  2. #!/bin/bash
  4. server=$(ip route get | awk '/ {print $NF}')
  6. echo "Please insert your desired username"
  7. read username
  8. adduser --disabled-password --gecos "" $username
  9. mkdir /home/$username/.ssh
  10. file="authorized_keys"
  12. vi /home/$username/.ssh/$file
  13. chown -R $username:$username /home/$username/.ssh
  14. chmod 600 /home/$username/.ssh/$file
  16. echo "$username has been created"
  17. echo "Do you wish to give the new user sudo powers? (write Yes if you agree)"
  18. read answer
  19. case $answer in
  20. [Yy][Ee][Ss] ) adduser $username sudo
  21. echo "$username has been granted sudo powers"
  22. logger -n $server "Username $username has been created with sudo powers and his public key added in /home/$username/.ssh/$file";;
  23. *) echo "$username had not been granted sudo powers"
  24. logger -n $server "Username $username has been created without sudo powers and his public key added in /home/$username/.ssh/$file";;
  25. esac

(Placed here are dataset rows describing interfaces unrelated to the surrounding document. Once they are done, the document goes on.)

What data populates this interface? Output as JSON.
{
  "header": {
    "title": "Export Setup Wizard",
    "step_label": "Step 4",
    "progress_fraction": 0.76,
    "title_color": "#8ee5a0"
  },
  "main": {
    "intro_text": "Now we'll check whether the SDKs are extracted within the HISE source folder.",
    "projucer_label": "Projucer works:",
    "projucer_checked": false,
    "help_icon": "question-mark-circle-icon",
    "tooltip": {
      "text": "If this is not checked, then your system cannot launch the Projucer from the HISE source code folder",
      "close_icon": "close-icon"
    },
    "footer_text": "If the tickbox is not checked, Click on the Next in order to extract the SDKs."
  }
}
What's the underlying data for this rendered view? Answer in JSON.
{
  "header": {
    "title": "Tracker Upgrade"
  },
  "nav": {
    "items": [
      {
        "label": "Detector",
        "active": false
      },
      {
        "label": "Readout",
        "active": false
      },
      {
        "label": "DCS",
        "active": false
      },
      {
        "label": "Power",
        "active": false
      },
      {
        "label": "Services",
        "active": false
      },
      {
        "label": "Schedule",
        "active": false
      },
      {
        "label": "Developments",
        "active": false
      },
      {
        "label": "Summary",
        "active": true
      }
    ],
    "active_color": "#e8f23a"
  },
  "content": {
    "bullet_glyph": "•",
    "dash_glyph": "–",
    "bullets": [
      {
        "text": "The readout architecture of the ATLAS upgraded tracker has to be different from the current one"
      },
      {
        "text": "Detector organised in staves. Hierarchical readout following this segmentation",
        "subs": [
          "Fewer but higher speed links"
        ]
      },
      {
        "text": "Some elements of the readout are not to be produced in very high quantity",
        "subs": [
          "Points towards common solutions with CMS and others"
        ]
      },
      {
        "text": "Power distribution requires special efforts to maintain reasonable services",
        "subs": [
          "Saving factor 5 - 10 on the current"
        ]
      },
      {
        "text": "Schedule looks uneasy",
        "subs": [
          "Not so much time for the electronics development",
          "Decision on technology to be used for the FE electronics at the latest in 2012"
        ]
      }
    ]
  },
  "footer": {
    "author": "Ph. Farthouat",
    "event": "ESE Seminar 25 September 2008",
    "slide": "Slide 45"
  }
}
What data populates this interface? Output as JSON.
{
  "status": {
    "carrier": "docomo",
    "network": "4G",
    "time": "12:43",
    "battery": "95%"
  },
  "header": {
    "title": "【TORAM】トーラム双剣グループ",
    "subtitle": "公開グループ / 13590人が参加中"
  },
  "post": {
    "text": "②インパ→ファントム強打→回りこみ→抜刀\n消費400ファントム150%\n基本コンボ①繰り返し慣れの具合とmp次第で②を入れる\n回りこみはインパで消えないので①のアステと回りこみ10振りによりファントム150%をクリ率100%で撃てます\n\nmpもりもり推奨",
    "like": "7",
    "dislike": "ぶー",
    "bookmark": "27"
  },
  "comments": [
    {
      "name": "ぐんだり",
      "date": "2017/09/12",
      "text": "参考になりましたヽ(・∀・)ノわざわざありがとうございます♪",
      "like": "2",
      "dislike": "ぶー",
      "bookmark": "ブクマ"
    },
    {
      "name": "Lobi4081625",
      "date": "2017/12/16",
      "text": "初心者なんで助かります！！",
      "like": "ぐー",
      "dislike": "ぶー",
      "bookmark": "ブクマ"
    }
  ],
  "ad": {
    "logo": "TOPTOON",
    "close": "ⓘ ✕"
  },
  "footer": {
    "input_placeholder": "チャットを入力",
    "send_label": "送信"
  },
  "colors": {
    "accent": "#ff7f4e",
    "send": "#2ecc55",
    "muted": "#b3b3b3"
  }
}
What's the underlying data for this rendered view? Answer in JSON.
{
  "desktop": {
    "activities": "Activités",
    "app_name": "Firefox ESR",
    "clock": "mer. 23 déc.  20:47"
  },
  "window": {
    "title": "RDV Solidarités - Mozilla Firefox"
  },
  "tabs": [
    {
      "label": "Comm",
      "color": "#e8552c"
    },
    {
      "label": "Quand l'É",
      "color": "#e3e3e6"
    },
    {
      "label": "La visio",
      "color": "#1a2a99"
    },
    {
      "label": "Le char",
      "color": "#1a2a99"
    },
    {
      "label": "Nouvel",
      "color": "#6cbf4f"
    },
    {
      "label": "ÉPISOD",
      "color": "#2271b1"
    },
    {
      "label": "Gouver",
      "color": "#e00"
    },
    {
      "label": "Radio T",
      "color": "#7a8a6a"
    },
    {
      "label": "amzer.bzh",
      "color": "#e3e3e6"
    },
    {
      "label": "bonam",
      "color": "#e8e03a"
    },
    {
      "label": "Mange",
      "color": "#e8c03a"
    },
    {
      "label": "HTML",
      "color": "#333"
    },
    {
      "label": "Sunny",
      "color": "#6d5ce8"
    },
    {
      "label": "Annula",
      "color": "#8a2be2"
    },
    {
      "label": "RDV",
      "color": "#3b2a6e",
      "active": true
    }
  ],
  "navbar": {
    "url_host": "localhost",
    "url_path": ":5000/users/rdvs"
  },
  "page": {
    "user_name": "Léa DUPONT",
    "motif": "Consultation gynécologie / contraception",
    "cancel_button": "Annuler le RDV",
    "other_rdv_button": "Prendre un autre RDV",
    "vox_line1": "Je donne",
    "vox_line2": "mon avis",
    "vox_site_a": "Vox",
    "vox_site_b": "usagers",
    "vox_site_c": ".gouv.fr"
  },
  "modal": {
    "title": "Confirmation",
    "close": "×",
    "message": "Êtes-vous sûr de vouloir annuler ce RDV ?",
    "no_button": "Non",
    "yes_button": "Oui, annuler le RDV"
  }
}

Copy and paste the above into a new file and run

  1. $ sudo chmod +x <the name of the new file>
  2. $ sudo ./<the name of the new file>

Or do it manually

  2. $ sudo adduser --disabled-password lpricop
  3. Adding user `lpricop' ...
  4. Adding new group `lpricop' (1006) ...
  5. Adding new user `lpricop' (1005) with group `lpricop' ...
  6. The home directory `/home/lpricop' already exists. Not copying from `/etc/skel'.
  7. Changing the user information for lpricop
  8. Enter the new value, or press ENTER for the default
  9. Full Name []:
  10. Room Number []:
  11. Work Phone []:
  12. Home Phone []:
  13. Other []:
  14. Is the information correct? [y/N] y
  2. $ sudo mkdir /home/lpricop/.ssh
  3. $ sudo vim /home/lpricop/.ssh/authorized_keys

Paste your public key in that file, and then..

  2. $ sudo chown -R lpricop:lpricop /home/lpricop/.ssh
  3. $ sudo chmod 600 /home/lpricop/.ssh/authorized_keys
* These instructions assume a clean build - an installation update to 14.04 may have different groups.

If the user needs to be able to use sudo add to the sudo group (admin group in earlier versions)

sudo adduser lpricop sudo

For existing users

For existing users created with a password, as root do

  1. passwd -l <the username>

to require the user to use key auth from then on.

Two things to do on your workstation, not the server:

If you already have a private key from a previous setup

  • copy it to ~/.ssh
  • Permissions should be 700 ( -rwx------ )

Agent forwarding

When you connect with your public key to a server, and then want to connect from that server to another server using key authentication, this doesn't work, as the first server you connected to doesn't have your private key. You need to tell your PC and that server to forward the challenge sent by the server you are connecting to, to you, using what is called Agent Forwarding.

  1. $ vim .ssh/config

Add the following lines:

  1. Host *
  2. ForwardAgent yes

For security you can also consider limiting which servers the forward applies too. In newroco we only add client sites by IP to the "Host" line and configure the options on a per server basis.

Then run
  1. ssh-add
on your PC.

See Ssh_windows for information on how to do agent forwarding with windows.

You can check if agent forwarding is working by running

  2. $ env | grep SSH_AUTH_SOCK

On the machine you're SSH'd into. If forwarding is working, it should return something like:

  1. SSH_AUTH_SOCK=/tmp/ssh-a1NF...

A blank response would indicate forwarding is not functional.

NB Forwarding is not "forever" - if you want to ssh hop from server to server, those servers also need to have ForwardAgent set to yes. This can be done on a per user basis as above or set as system wide default in /etc/ssh/ssh_config

SSH tips & tricks

If your login on your local machine is lucian and it is lpricop on the server, and you are quite bored to type everytime ssh user_name@server instead of ssh server, you can set the login name automatically for a specific server or a complete domain: Edit/create file ~/.ssh/config

  2. Host "host_name"
  3. Hostname "host_ip_address"
  4. User "user_name"
  2. lucian@lucian-work:~$ ssh host_name
  3. Linux host_name 2.6.20-15-generic #2 SMP Sun Apr 15 07:36:31 UTC 2007 i686
  4. lpricop@host_name:~$

See also SSH_for_multiple_server_management